Gathering up his courage, the gabbai went to inform Nesanel, the sefer Torah’s owner, of this terrible development. He knocked quietly on Nesanel’s door, uncomfortable to share the devastating news.

“Come inside!” Nesanel invited, leading him to his study. “To what do I owe the privilege of your visit? How can I help you?”

The gabbai waited for his host to take a seat and swallowed hard. “I have something shocking to tell you,” he blurted. In a low tone, he described the sofer’s finding,

Nesanel’s face turned a ghostly white. He had given up his entire inheritance, a life of comfort and luxury, for this sefer Torah. In one instant, his entire world was shattered. How could such a thing have occurred? How could someone be so heartless as to destroy such a valuable sefer Torah?

Nesanel could not sleep the entire night. His mind was consumed by the news the gabbai had brought him, and he could find no peace. He decided to perform a shaalas chalom, to try to gain an understanding from shomayim regarding the tampered sefer Torah.

That night, he purified a room and covered the bed in white. Slowly and fervently, he recited the necessary pesukim and concentrated on specific sheimos. Then he lay down on the bed, falling asleep with the troubling thoughts on his mind. He hoped that he would receive an answer in his dream.  

As he lay there, his breathing slow and even, Nesanel suddenly saw his beloved father.

“Abba!” he cried excitedly.
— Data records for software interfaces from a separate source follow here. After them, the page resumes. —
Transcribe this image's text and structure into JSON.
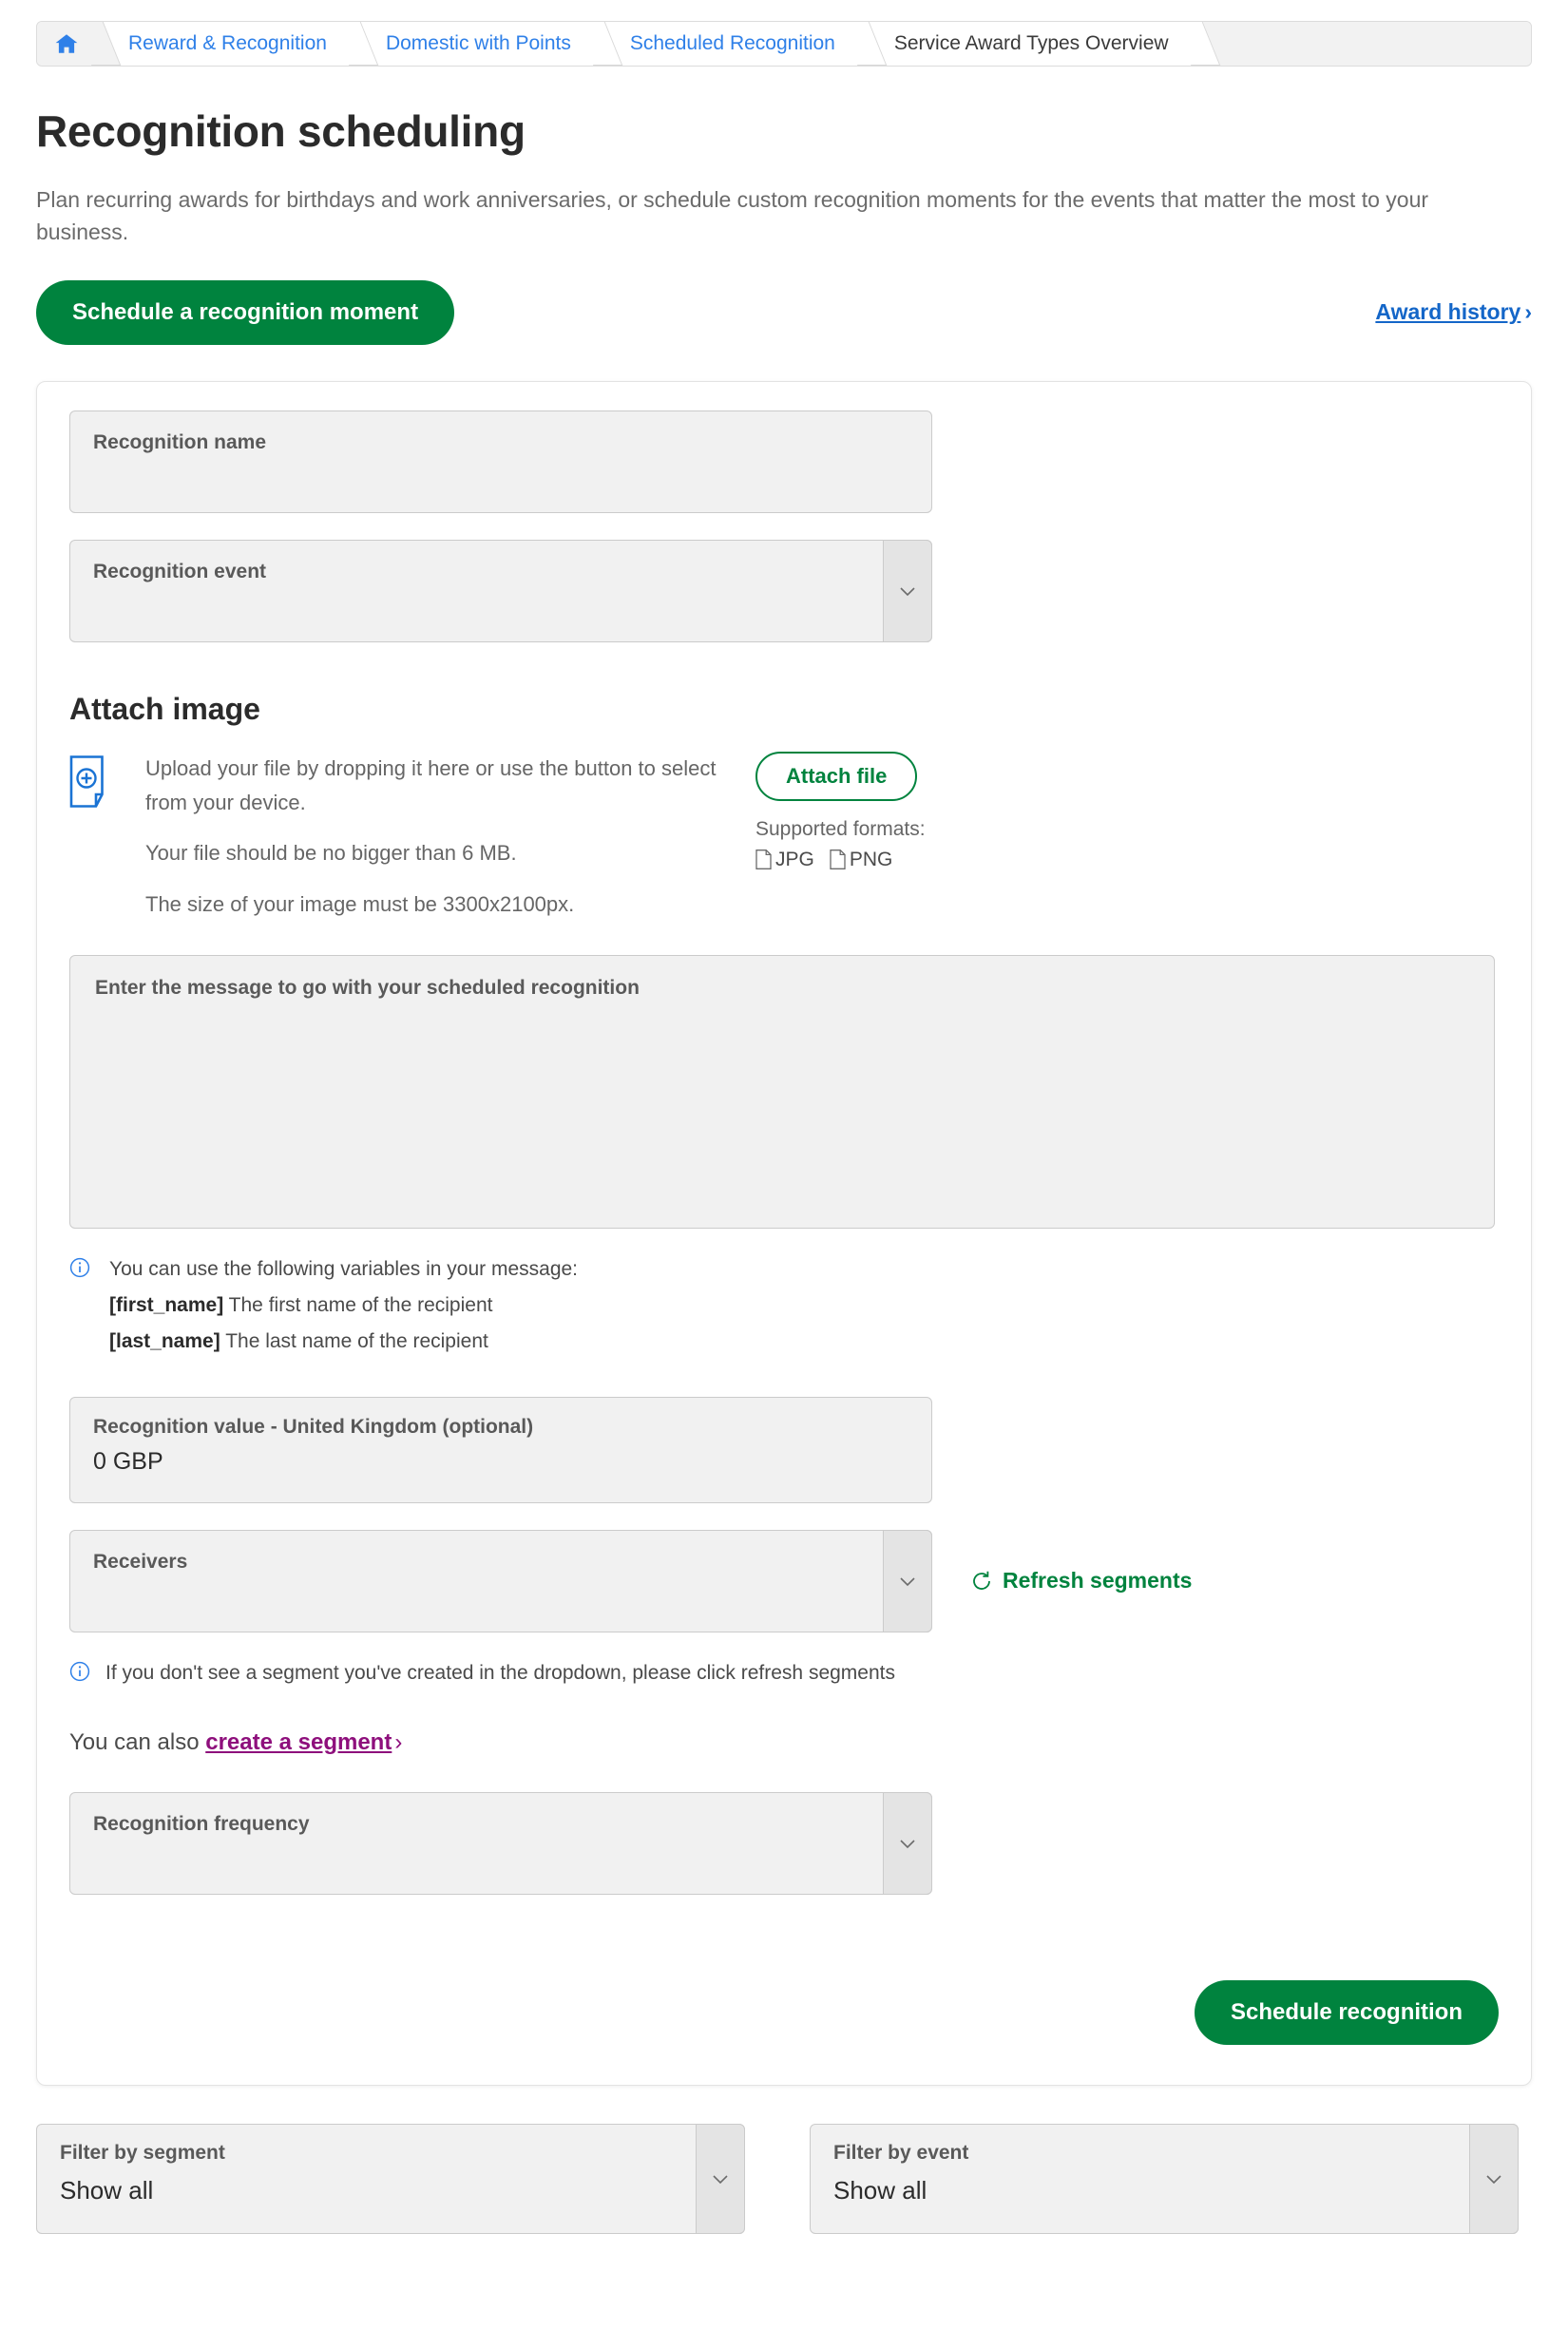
{
  "breadcrumb": {
    "home_icon": "home-icon",
    "items": [
      {
        "label": "Reward & Recognition",
        "current": false
      },
      {
        "label": "Domestic with Points",
        "current": false
      },
      {
        "label": "Scheduled Recognition",
        "current": false
      },
      {
        "label": "Service Award Types Overview",
        "current": true
      }
    ]
  },
  "header": {
    "title": "Recognition scheduling",
    "description": "Plan recurring awards for birthdays and work anniversaries, or schedule custom recognition moments for the events that matter the most to your business.",
    "primary_button": "Schedule a recognition moment",
    "history_link": "Award history",
    "history_chevron": "›"
  },
  "form": {
    "recognition_name": {
      "label": "Recognition name",
      "value": ""
    },
    "recognition_event": {
      "label": "Recognition event",
      "value": ""
    },
    "attach": {
      "heading": "Attach image",
      "upload_icon": "file-add-icon",
      "drop_text": "Upload your file by dropping it here or use the button to select from your device.",
      "size_limit_text": "Your file should be no bigger than 6 MB.",
      "dimensions_text": "The size of your image must be 3300x2100px.",
      "attach_button": "Attach file",
      "formats_label": "Supported formats:",
      "formats": [
        "JPG",
        "PNG"
      ]
    },
    "message": {
      "label": "Enter the message to go with your scheduled recognition",
      "value": ""
    },
    "variables_hint": {
      "intro": "You can use the following variables in your message:",
      "items": [
        {
          "token": "[first_name]",
          "desc": "The first name of the recipient"
        },
        {
          "token": "[last_name]",
          "desc": "The last name of the recipient"
        }
      ]
    },
    "recognition_value": {
      "label": "Recognition value - United Kingdom (optional)",
      "value": "0 GBP"
    },
    "receivers": {
      "label": "Receivers",
      "value": ""
    },
    "refresh_segments": "Refresh segments",
    "segments_hint": "If you don't see a segment you've created in the dropdown, please click refresh segments",
    "create_segment": {
      "prefix": "You can also",
      "link": "create a segment",
      "chevron": "›"
    },
    "recognition_frequency": {
      "label": "Recognition frequency",
      "value": ""
    },
    "submit_button": "Schedule recognition"
  },
  "filters": {
    "segment": {
      "label": "Filter by segment",
      "value": "Show all"
    },
    "event": {
      "label": "Filter by event",
      "value": "Show all"
    }
  },
  "colors": {
    "brand_green": "#00833e",
    "link_blue": "#2f80e8",
    "link_purple": "#8e0f7c",
    "info_blue": "#2f80e8",
    "icon_blue": "#1a73d4"
  }
}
“My dear son,” Yechezkel said softly. “I know what happened. I saw as it happened. Do not fear, Nesanel. Tomorrow, you’ll take another look at the holy sefer Torah from Ezra Hasofer, and you’ll see that the damage has corrected itself.”

“How, Abba?” Nesanel asked. “Who will fix it?”

Yechezkel smiled at him. “I came before the beis din shel maalah, and I said, ‘Ribono shel Olam! See the kavod haTorah of my children! They gave so much for this sefer Torah! You can’t let a solitary rashah ruin it with the stroke of his quill!’ The beis din shel maalah agreed, and decreed that Ezra himself would descend to correct it.

“My son, when you check the sefer Torah tomorrow, not only will the posuk read v’avadetem with an ayin, it will also be impossible to discern that the letter had once been scratched off. The parchment will be in perfect, like-new condition.”

“But, Abba…” Nesanel began hesitantly. “How will I know that it was indeed Ezra Hasofer who fixed the sefer Torah?”

“Don’t worry,” Yechezkel said reassuringly. “On the floor, beside the aron kodesh, you will find a human eye. Ayin tachas ayin– an eye for an eye. Since that heartless man tampered with the ayin of v’avadetem, he will pay for it with his own ayin, and his eye will pop out of its socket, for you to discover in the morning. However, since it is a human body part, be sure that this eye receives a kosher burial.“

When Nesanel awoke the next morning, he hurried to the home of the gabbai and the two of them went to the shul together. Indeed, as Yechezkel had promised, the sefer Torah had corrected itself overnight. Joyously, they put back the sefer Torah and began looking around on the floor. Sure enough, they discovered a human eye. As his father had instructed, Nesanel buried the eye.

When the story got around, it did not take long for the culprit to be discovered. Daniel, now minus one eye, was shunned from society. Ayin tachas ayin, he had received his just deserts. 

Have a Wonderful Shabbos!

This story is taken from tape # A359